One thing that one may forget is that, your community is not the first in the world to face the challenge of a drying stream, of degraded and unfertile lands, of persistent crop failures of whatever challenge that comes with a drying stream. There are others around the world that have been through the same, and have successfully or otherwise developed plans to deal with their solutions. Take time to study these with your community. You may be the one to steer this process, or they may be ahead of the game- either way, be sure to ensure that you learn from other experiences and as well share your experiences. Don’t forget that what works in one region of the world will not necessarily work in your region, but there are underlying principles that can be adopted and scaled up. This is what you and the community will be interested in.
Finally, the stream will flow again, will be live again, you will again walk by the stream, and enjoy receiving gifts of fresh vegetables from your neighbors who no longer have to worry about draining the stream. Your mother will no longer need to take water home, as the plan involved making her water sufficient even up the hill. Everyone will be happy!
|And is it ever going to be this instant green light?|
The real story also can not be this liner, as it involves people, and everyone has a way of thinking, and it’s always me, myself and I first, then the world follows. Getting a community to understand and appreciate that ME cannot exist in isolation is as difficult as getting them to agree that the public good is finite, and may one day come to an end.

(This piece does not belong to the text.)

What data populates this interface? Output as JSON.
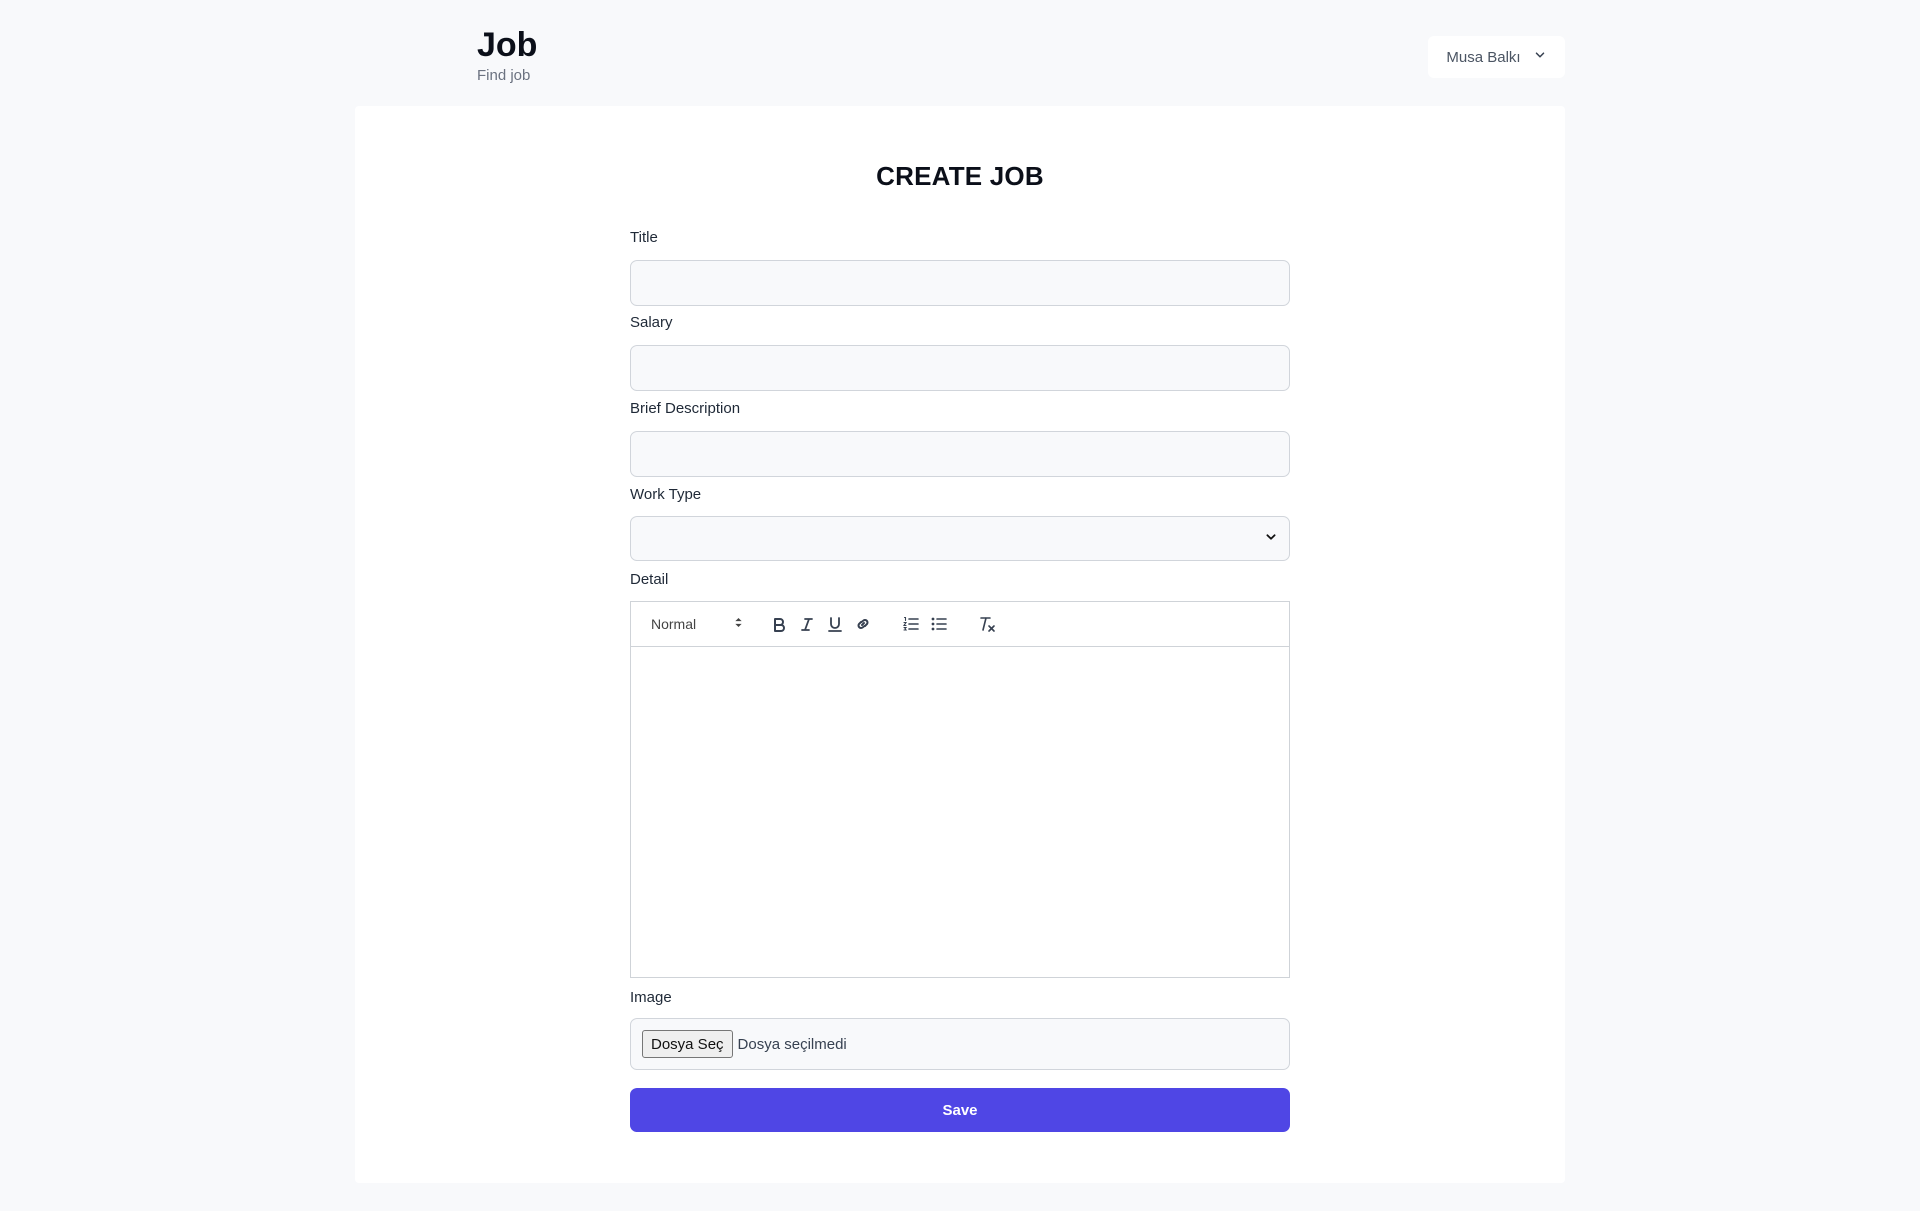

This real story is not linear, as the community is already suffering from the impacts of a drying stream and they need first hand help, before they can actually think of a sustainable solution to the problem at hand. We also can’t forget that the nature of social beings is to see themselves as good, and putting the blame on others, and who need to stop their actions.
So how would you rewrite this into a real story taking into consideration the dynamics in a society who need a solution, but who also need to be that solution they need?
This would be possible by just adding the facts, pros and cons of movement building. How do you build the movement, who joins, who does not join, how do you deal with those that don’t join the movement? How do you meet the core objectives of the movement, and not the ‘objectives of the differences of those who join and those who don’t join’?
Probably, this is what international policy making processes need to revisit, the process of decision making to solve the underlying challenges. A lot of efforts have been put on trying to address the differences between those who claim not to cause, and those who the blame is put upon, instead of the underlying challenges of what brought them together. Whereas the challenge cannot be solved without having all of them ‘happy’, its important to consider that achieving the ultimate goal, of resolving the underlying challenge (be it environmental, economical, social etc.) is the ultimate happiness that each party would ever get. Until parties are ready to accept that there is a rainy and sunny day, there is a win and a loose in every game, then we shall never accept we have weather neither games!